» **AIM OF THE EXERCISE**:
Using the records below, count the lines with "title" in them. Give the number only.

Dataset rows describing interfaces
********
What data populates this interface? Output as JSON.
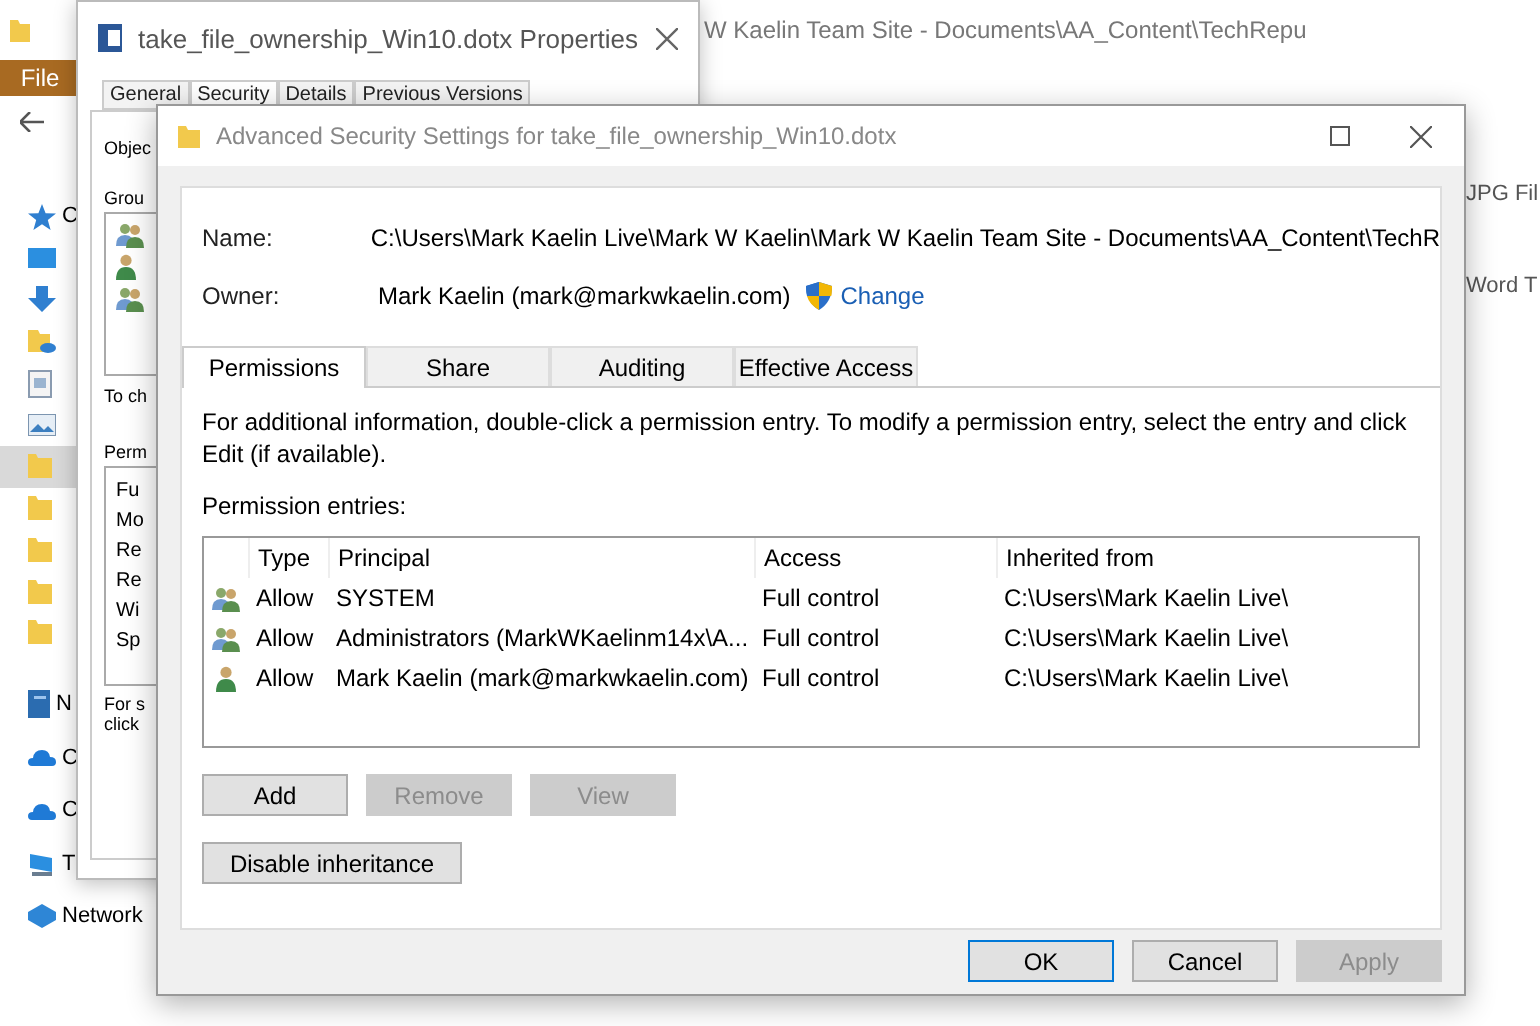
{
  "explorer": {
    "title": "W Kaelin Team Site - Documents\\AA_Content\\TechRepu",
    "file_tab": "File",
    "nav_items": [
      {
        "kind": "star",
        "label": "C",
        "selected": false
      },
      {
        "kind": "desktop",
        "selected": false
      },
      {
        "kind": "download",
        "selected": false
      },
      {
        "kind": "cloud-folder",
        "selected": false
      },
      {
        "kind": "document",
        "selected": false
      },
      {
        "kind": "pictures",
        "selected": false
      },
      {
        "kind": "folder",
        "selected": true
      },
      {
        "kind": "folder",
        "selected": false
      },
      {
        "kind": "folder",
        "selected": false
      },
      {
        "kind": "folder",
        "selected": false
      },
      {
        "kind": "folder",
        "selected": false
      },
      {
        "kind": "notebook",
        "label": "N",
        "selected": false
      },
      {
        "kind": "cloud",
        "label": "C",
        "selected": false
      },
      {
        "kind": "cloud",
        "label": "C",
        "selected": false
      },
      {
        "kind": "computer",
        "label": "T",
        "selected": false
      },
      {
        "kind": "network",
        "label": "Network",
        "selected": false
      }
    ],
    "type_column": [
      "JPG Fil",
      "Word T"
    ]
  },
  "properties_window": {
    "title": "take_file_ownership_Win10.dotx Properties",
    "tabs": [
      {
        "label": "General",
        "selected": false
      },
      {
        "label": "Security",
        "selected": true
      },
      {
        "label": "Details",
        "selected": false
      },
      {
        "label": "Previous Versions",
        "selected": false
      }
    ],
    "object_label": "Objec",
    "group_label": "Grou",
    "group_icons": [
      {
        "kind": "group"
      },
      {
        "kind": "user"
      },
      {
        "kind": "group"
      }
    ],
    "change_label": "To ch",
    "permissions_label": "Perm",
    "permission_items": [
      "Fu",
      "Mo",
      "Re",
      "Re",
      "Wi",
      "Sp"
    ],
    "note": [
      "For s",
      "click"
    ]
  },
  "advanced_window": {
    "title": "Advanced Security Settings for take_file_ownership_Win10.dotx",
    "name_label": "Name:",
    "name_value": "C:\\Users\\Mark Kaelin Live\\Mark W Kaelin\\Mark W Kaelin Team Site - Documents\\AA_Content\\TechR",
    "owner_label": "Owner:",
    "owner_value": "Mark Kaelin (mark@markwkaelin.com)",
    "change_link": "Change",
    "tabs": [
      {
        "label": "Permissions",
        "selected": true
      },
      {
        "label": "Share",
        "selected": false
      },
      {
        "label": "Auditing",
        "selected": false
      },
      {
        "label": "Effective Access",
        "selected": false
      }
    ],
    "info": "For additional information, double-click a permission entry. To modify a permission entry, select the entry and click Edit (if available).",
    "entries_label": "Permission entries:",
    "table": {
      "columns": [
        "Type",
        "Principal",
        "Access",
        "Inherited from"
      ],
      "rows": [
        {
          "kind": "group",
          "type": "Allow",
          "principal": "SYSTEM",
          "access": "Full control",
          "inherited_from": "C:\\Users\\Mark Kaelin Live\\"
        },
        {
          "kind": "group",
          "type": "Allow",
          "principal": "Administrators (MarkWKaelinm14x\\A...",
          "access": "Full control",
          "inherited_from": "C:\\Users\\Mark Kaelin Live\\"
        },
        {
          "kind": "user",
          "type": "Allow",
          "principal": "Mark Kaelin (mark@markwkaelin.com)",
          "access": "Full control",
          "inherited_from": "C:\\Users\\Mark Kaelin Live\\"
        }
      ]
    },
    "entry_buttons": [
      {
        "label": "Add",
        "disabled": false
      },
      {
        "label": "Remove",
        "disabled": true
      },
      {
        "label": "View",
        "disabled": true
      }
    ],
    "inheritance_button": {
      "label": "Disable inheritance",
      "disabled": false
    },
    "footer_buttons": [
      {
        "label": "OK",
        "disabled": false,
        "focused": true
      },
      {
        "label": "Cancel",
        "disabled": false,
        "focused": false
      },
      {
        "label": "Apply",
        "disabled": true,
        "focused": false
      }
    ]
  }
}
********
» **SOLUTION BELOW**:
3